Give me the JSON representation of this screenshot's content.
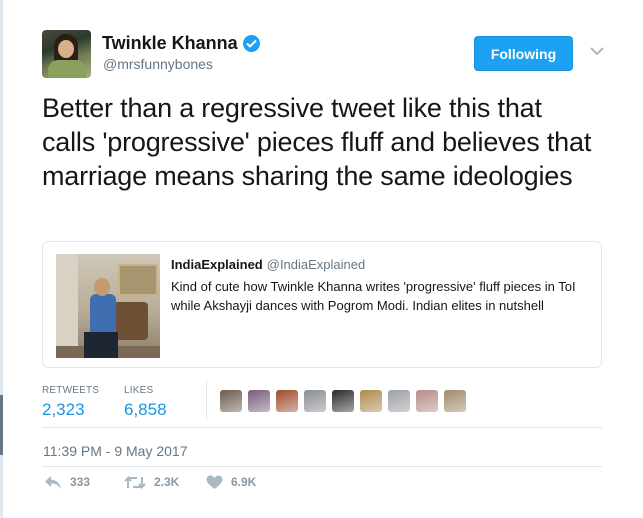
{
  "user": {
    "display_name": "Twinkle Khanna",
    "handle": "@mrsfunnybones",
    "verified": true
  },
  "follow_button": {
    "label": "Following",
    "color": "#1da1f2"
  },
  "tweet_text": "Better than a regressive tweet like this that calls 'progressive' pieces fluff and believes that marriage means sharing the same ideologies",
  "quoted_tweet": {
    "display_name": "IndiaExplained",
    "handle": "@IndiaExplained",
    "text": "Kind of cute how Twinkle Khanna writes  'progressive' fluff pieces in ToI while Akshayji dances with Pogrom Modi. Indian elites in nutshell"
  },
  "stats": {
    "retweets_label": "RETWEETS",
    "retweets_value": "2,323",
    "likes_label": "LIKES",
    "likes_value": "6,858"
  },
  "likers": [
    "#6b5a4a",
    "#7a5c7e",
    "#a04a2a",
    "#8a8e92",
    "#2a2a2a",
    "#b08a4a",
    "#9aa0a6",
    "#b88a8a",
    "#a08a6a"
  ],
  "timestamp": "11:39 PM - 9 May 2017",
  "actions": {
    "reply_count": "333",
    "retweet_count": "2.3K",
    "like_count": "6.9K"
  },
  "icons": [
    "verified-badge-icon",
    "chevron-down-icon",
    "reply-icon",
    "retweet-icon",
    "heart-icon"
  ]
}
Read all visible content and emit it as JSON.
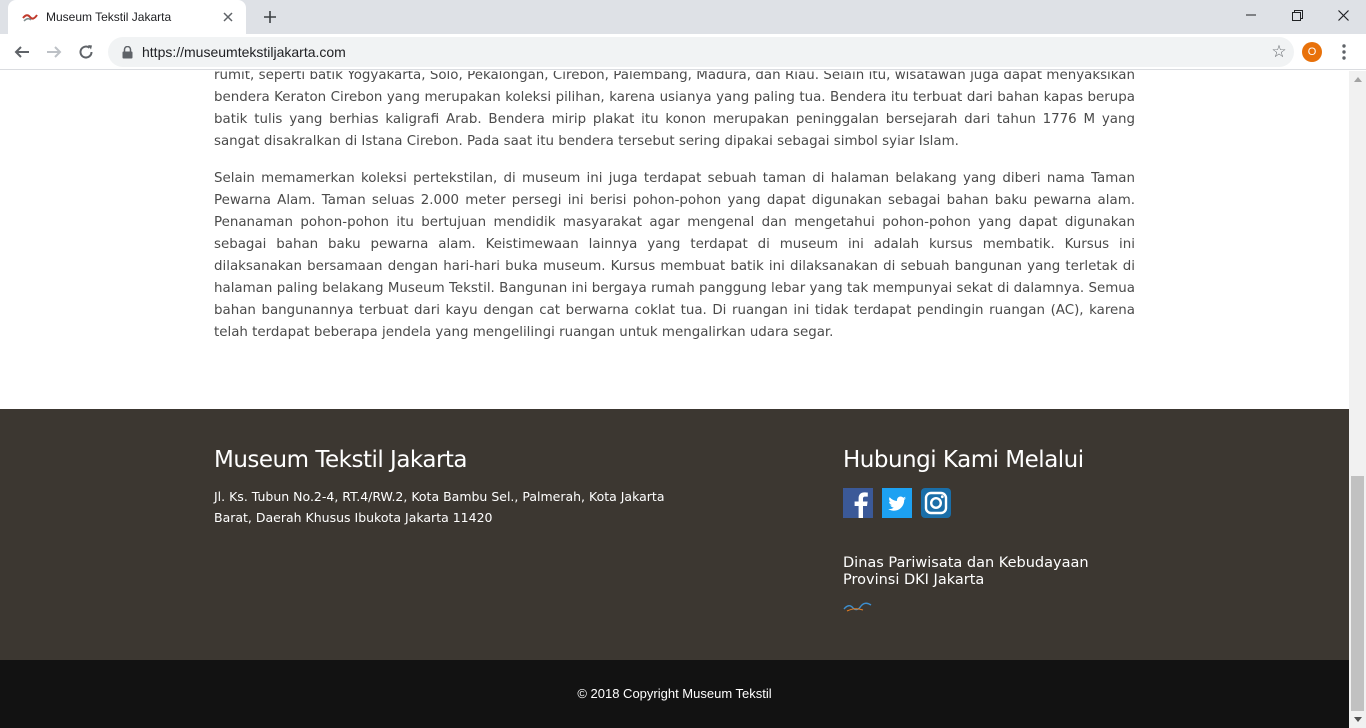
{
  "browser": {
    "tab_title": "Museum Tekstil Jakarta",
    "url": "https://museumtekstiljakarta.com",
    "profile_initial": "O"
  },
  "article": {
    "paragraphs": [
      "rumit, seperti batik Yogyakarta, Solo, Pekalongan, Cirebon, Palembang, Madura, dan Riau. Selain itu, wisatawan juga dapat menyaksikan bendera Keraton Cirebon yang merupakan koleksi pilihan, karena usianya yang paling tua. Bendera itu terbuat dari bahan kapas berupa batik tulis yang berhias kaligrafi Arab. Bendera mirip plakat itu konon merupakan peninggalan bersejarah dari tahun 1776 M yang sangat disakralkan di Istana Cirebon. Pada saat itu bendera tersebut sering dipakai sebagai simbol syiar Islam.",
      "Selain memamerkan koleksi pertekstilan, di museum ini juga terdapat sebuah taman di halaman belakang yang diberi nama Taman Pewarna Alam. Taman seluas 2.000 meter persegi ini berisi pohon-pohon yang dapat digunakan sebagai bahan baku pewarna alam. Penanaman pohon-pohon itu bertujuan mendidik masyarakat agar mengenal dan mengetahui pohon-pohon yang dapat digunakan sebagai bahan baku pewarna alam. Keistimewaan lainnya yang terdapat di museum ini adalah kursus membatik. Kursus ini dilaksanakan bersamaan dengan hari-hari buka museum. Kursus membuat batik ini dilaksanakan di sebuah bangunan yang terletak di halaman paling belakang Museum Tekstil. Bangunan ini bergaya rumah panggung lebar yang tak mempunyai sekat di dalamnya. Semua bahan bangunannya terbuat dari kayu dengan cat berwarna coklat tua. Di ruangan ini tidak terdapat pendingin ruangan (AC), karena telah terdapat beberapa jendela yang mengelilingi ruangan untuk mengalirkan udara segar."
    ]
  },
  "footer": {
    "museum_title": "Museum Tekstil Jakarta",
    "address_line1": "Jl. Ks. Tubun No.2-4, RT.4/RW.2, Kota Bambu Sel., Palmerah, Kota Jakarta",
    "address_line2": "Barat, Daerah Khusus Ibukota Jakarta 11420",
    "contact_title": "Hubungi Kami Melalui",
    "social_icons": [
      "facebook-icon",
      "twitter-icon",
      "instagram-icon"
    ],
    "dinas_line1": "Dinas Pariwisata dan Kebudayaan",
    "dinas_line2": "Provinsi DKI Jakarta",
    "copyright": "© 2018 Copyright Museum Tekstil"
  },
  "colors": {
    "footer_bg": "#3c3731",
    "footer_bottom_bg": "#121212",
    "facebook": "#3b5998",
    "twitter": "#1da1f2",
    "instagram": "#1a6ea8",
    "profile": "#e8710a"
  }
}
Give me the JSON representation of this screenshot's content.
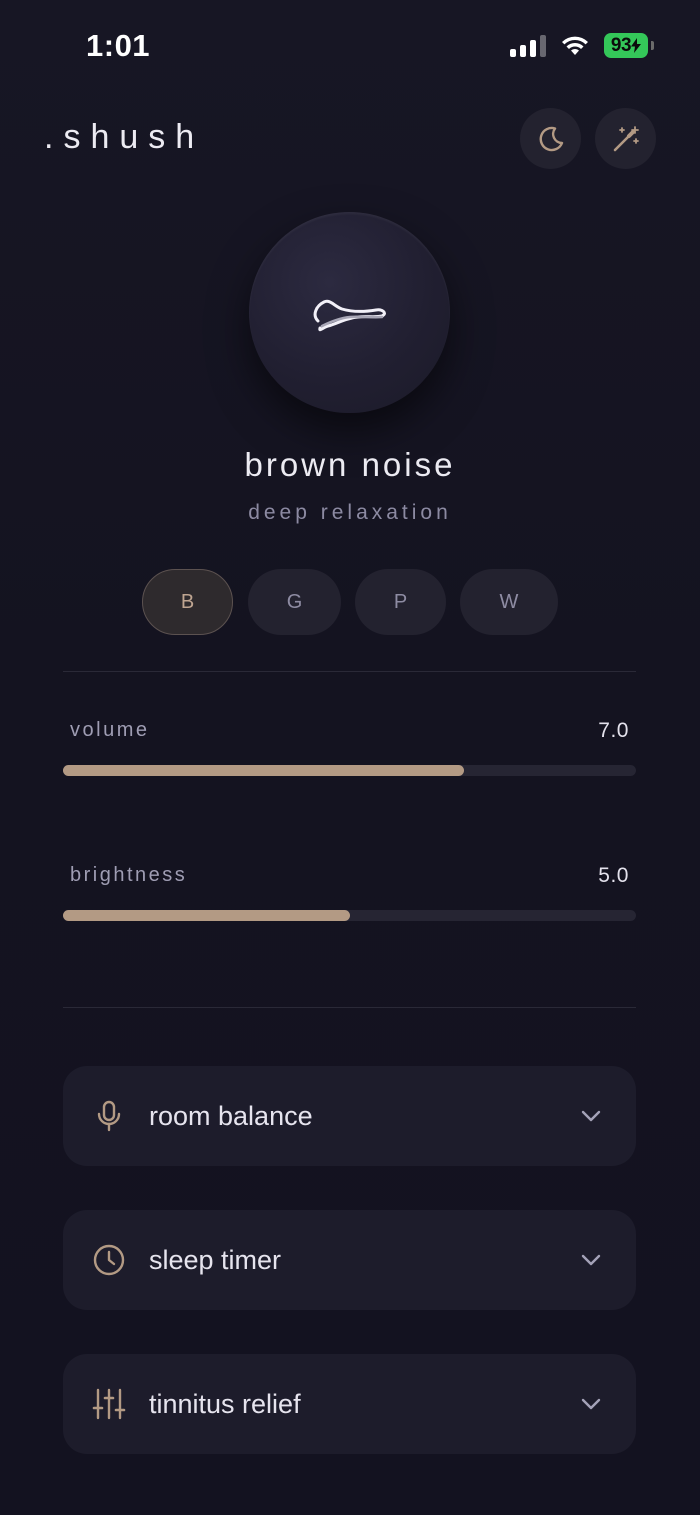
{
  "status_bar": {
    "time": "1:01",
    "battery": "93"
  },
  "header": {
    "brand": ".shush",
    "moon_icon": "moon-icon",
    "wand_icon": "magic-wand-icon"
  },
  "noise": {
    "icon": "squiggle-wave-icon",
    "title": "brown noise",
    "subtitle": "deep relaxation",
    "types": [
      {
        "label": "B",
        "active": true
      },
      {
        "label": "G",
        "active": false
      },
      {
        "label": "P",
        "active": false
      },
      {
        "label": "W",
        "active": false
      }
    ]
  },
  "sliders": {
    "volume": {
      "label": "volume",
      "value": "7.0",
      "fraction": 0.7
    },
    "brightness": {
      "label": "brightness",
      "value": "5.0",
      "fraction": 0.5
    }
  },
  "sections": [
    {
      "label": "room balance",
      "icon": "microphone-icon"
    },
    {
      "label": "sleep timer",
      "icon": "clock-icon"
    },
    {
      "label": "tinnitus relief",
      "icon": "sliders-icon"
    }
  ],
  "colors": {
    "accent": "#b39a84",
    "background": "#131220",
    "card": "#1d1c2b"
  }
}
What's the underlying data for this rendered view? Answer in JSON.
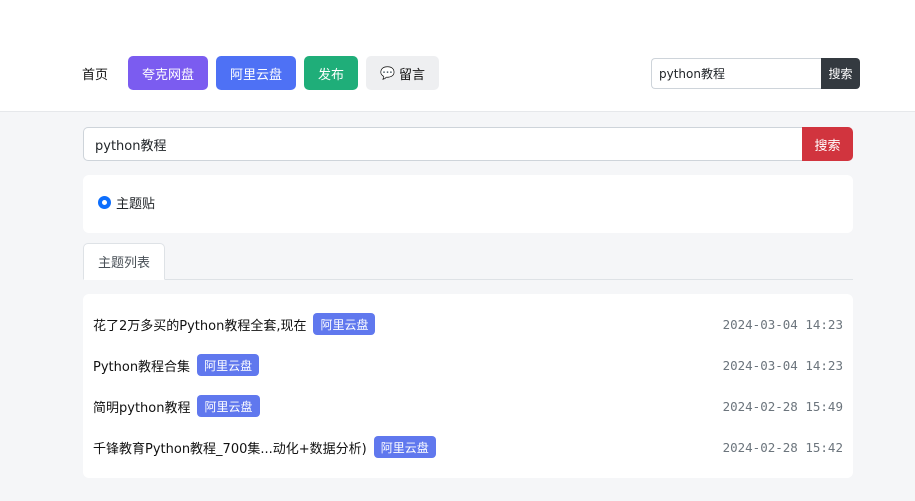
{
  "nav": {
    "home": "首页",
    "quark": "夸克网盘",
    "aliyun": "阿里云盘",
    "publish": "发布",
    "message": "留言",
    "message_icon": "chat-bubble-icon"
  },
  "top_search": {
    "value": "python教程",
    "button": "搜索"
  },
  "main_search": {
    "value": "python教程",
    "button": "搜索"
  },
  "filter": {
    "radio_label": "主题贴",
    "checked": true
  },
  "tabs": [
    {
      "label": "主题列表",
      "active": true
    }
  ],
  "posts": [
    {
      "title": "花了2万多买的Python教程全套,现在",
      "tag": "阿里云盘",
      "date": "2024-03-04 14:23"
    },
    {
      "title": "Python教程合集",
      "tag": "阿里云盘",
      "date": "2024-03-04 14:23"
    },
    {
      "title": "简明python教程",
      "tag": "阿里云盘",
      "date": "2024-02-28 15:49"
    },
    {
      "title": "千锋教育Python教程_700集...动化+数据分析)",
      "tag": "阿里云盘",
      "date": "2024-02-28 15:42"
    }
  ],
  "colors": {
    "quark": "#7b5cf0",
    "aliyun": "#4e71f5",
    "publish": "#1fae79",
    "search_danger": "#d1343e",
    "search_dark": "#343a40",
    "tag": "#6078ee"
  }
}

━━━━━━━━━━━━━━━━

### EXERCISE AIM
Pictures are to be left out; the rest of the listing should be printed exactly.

### ANSWER TO THIS TASK
Give me the JSON representation of this screenshot's content.
{
  "user": {
    "display_name": "Twinkle Khanna",
    "handle": "@mrsfunnybones",
    "verified": true
  },
  "follow_button": {
    "label": "Following",
    "color": "#1da1f2"
  },
  "tweet_text": "Better than a regressive tweet like this that calls 'progressive' pieces fluff and believes that marriage means sharing the same ideologies",
  "quoted_tweet": {
    "display_name": "IndiaExplained",
    "handle": "@IndiaExplained",
    "text": "Kind of cute how Twinkle Khanna writes  'progressive' fluff pieces in ToI while Akshayji dances with Pogrom Modi. Indian elites in nutshell"
  },
  "stats": {
    "retweets_label": "RETWEETS",
    "retweets_value": "2,323",
    "likes_label": "LIKES",
    "likes_value": "6,858"
  },
  "likers": [
    "#6b5a4a",
    "#7a5c7e",
    "#a04a2a",
    "#8a8e92",
    "#2a2a2a",
    "#b08a4a",
    "#9aa0a6",
    "#b88a8a",
    "#a08a6a"
  ],
  "timestamp": "11:39 PM - 9 May 2017",
  "actions": {
    "reply_count": "333",
    "retweet_count": "2.3K",
    "like_count": "6.9K"
  },
  "icons": [
    "verified-badge-icon",
    "chevron-down-icon",
    "reply-icon",
    "retweet-icon",
    "heart-icon"
  ]
}
Read all visible content and emit it as JSON.
{
  "browser": {
    "tab_title": "Museum Tekstil Jakarta",
    "url": "https://museumtekstiljakarta.com",
    "profile_initial": "O"
  },
  "article": {
    "paragraphs": [
      "rumit, seperti batik Yogyakarta, Solo, Pekalongan, Cirebon, Palembang, Madura, dan Riau. Selain itu, wisatawan juga dapat menyaksikan bendera Keraton Cirebon yang merupakan koleksi pilihan, karena usianya yang paling tua. Bendera itu terbuat dari bahan kapas berupa batik tulis yang berhias kaligrafi Arab. Bendera mirip plakat itu konon merupakan peninggalan bersejarah dari tahun 1776 M yang sangat disakralkan di Istana Cirebon. Pada saat itu bendera tersebut sering dipakai sebagai simbol syiar Islam.",
      "Selain memamerkan koleksi pertekstilan, di museum ini juga terdapat sebuah taman di halaman belakang yang diberi nama Taman Pewarna Alam. Taman seluas 2.000 meter persegi ini berisi pohon-pohon yang dapat digunakan sebagai bahan baku pewarna alam. Penanaman pohon-pohon itu bertujuan mendidik masyarakat agar mengenal dan mengetahui pohon-pohon yang dapat digunakan sebagai bahan baku pewarna alam. Keistimewaan lainnya yang terdapat di museum ini adalah kursus membatik. Kursus ini dilaksanakan bersamaan dengan hari-hari buka museum. Kursus membuat batik ini dilaksanakan di sebuah bangunan yang terletak di halaman paling belakang Museum Tekstil. Bangunan ini bergaya rumah panggung lebar yang tak mempunyai sekat di dalamnya. Semua bahan bangunannya terbuat dari kayu dengan cat berwarna coklat tua. Di ruangan ini tidak terdapat pendingin ruangan (AC), karena telah terdapat beberapa jendela yang mengelilingi ruangan untuk mengalirkan udara segar."
    ]
  },
  "footer": {
    "museum_title": "Museum Tekstil Jakarta",
    "address_line1": "Jl. Ks. Tubun No.2-4, RT.4/RW.2, Kota Bambu Sel., Palmerah, Kota Jakarta",
    "address_line2": "Barat, Daerah Khusus Ibukota Jakarta 11420",
    "contact_title": "Hubungi Kami Melalui",
    "social_icons": [
      "facebook-icon",
      "twitter-icon",
      "instagram-icon"
    ],
    "dinas_line1": "Dinas Pariwisata dan Kebudayaan",
    "dinas_line2": "Provinsi DKI Jakarta",
    "copyright": "© 2018 Copyright Museum Tekstil"
  },
  "colors": {
    "footer_bg": "#3c3731",
    "footer_bottom_bg": "#121212",
    "facebook": "#3b5998",
    "twitter": "#1da1f2",
    "instagram": "#1a6ea8",
    "profile": "#e8710a"
  }
}
Give me the JSON representation of this screenshot's content.
{
  "status_bar": {
    "time": "1:01",
    "battery": "93"
  },
  "header": {
    "brand": ".shush",
    "moon_icon": "moon-icon",
    "wand_icon": "magic-wand-icon"
  },
  "noise": {
    "icon": "squiggle-wave-icon",
    "title": "brown noise",
    "subtitle": "deep relaxation",
    "types": [
      {
        "label": "B",
        "active": true
      },
      {
        "label": "G",
        "active": false
      },
      {
        "label": "P",
        "active": false
      },
      {
        "label": "W",
        "active": false
      }
    ]
  },
  "sliders": {
    "volume": {
      "label": "volume",
      "value": "7.0",
      "fraction": 0.7
    },
    "brightness": {
      "label": "brightness",
      "value": "5.0",
      "fraction": 0.5
    }
  },
  "sections": [
    {
      "label": "room balance",
      "icon": "microphone-icon"
    },
    {
      "label": "sleep timer",
      "icon": "clock-icon"
    },
    {
      "label": "tinnitus relief",
      "icon": "sliders-icon"
    }
  ],
  "colors": {
    "accent": "#b39a84",
    "background": "#131220",
    "card": "#1d1c2b"
  }
}
What's the underlying data for this rendered view? Answer in JSON.
{
  "nav": {
    "home": "首页",
    "quark": "夸克网盘",
    "aliyun": "阿里云盘",
    "publish": "发布",
    "message": "留言",
    "message_icon": "chat-bubble-icon"
  },
  "top_search": {
    "value": "python教程",
    "button": "搜索"
  },
  "main_search": {
    "value": "python教程",
    "button": "搜索"
  },
  "filter": {
    "radio_label": "主题贴",
    "checked": true
  },
  "tabs": [
    {
      "label": "主题列表",
      "active": true
    }
  ],
  "posts": [
    {
      "title": "花了2万多买的Python教程全套,现在",
      "tag": "阿里云盘",
      "date": "2024-03-04 14:23"
    },
    {
      "title": "Python教程合集",
      "tag": "阿里云盘",
      "date": "2024-03-04 14:23"
    },
    {
      "title": "简明python教程",
      "tag": "阿里云盘",
      "date": "2024-02-28 15:49"
    },
    {
      "title": "千锋教育Python教程_700集...动化+数据分析)",
      "tag": "阿里云盘",
      "date": "2024-02-28 15:42"
    }
  ],
  "colors": {
    "quark": "#7b5cf0",
    "aliyun": "#4e71f5",
    "publish": "#1fae79",
    "search_danger": "#d1343e",
    "search_dark": "#343a40",
    "tag": "#6078ee"
  }
}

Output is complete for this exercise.